[Dataset rows describing interfaces]:

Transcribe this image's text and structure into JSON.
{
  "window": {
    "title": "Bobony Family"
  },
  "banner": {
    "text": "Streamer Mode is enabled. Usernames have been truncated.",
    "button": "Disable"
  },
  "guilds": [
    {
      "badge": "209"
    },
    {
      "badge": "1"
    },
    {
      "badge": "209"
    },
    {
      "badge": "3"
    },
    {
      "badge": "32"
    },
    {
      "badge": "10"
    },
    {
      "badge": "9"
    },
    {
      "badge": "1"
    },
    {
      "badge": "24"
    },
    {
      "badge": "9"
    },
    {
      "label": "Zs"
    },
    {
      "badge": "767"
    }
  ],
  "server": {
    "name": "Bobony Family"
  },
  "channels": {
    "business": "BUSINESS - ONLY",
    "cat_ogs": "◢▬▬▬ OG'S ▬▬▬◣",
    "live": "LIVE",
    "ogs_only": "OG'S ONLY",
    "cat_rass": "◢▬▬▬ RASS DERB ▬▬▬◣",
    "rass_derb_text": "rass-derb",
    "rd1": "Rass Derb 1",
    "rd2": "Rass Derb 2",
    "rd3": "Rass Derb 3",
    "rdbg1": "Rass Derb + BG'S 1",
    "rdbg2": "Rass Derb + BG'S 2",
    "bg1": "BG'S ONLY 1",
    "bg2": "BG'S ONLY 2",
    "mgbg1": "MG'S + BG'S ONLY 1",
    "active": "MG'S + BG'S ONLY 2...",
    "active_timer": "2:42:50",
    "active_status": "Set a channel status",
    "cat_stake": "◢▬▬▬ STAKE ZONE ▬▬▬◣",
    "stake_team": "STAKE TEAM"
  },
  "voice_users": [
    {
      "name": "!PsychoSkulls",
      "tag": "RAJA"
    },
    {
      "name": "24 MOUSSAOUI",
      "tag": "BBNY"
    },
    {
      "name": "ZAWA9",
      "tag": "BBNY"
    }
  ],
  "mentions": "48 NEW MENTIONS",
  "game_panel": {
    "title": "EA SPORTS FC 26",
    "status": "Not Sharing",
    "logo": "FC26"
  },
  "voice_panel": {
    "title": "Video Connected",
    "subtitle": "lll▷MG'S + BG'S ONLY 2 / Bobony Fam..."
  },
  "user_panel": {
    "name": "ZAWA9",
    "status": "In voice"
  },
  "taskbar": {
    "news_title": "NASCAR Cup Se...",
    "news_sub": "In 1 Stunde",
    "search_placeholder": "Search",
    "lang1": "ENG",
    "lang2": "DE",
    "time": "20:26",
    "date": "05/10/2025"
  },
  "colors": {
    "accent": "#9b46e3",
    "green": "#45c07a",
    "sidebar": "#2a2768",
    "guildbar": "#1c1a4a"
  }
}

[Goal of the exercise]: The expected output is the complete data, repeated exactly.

[Response area]:
Transcribe this image's text and structure into JSON.
{
  "window": {
    "title": "Bobony Family"
  },
  "banner": {
    "text": "Streamer Mode is enabled. Usernames have been truncated.",
    "button": "Disable"
  },
  "guilds": [
    {
      "badge": "209"
    },
    {
      "badge": "1"
    },
    {
      "badge": "209"
    },
    {
      "badge": "3"
    },
    {
      "badge": "32"
    },
    {
      "badge": "10"
    },
    {
      "badge": "9"
    },
    {
      "badge": "1"
    },
    {
      "badge": "24"
    },
    {
      "badge": "9"
    },
    {
      "label": "Zs"
    },
    {
      "badge": "767"
    }
  ],
  "server": {
    "name": "Bobony Family"
  },
  "channels": {
    "business": "BUSINESS - ONLY",
    "cat_ogs": "◢▬▬▬ OG'S ▬▬▬◣",
    "live": "LIVE",
    "ogs_only": "OG'S ONLY",
    "cat_rass": "◢▬▬▬ RASS DERB ▬▬▬◣",
    "rass_derb_text": "rass-derb",
    "rd1": "Rass Derb 1",
    "rd2": "Rass Derb 2",
    "rd3": "Rass Derb 3",
    "rdbg1": "Rass Derb + BG'S 1",
    "rdbg2": "Rass Derb + BG'S 2",
    "bg1": "BG'S ONLY 1",
    "bg2": "BG'S ONLY 2",
    "mgbg1": "MG'S + BG'S ONLY 1",
    "active": "MG'S + BG'S ONLY 2...",
    "active_timer": "2:42:50",
    "active_status": "Set a channel status",
    "cat_stake": "◢▬▬▬ STAKE ZONE ▬▬▬◣",
    "stake_team": "STAKE TEAM"
  },
  "voice_users": [
    {
      "name": "!PsychoSkulls",
      "tag": "RAJA"
    },
    {
      "name": "24 MOUSSAOUI",
      "tag": "BBNY"
    },
    {
      "name": "ZAWA9",
      "tag": "BBNY"
    }
  ],
  "mentions": "48 NEW MENTIONS",
  "game_panel": {
    "title": "EA SPORTS FC 26",
    "status": "Not Sharing",
    "logo": "FC26"
  },
  "voice_panel": {
    "title": "Video Connected",
    "subtitle": "lll▷MG'S + BG'S ONLY 2 / Bobony Fam..."
  },
  "user_panel": {
    "name": "ZAWA9",
    "status": "In voice"
  },
  "taskbar": {
    "news_title": "NASCAR Cup Se...",
    "news_sub": "In 1 Stunde",
    "search_placeholder": "Search",
    "lang1": "ENG",
    "lang2": "DE",
    "time": "20:26",
    "date": "05/10/2025"
  },
  "colors": {
    "accent": "#9b46e3",
    "green": "#45c07a",
    "sidebar": "#2a2768",
    "guildbar": "#1c1a4a"
  }
}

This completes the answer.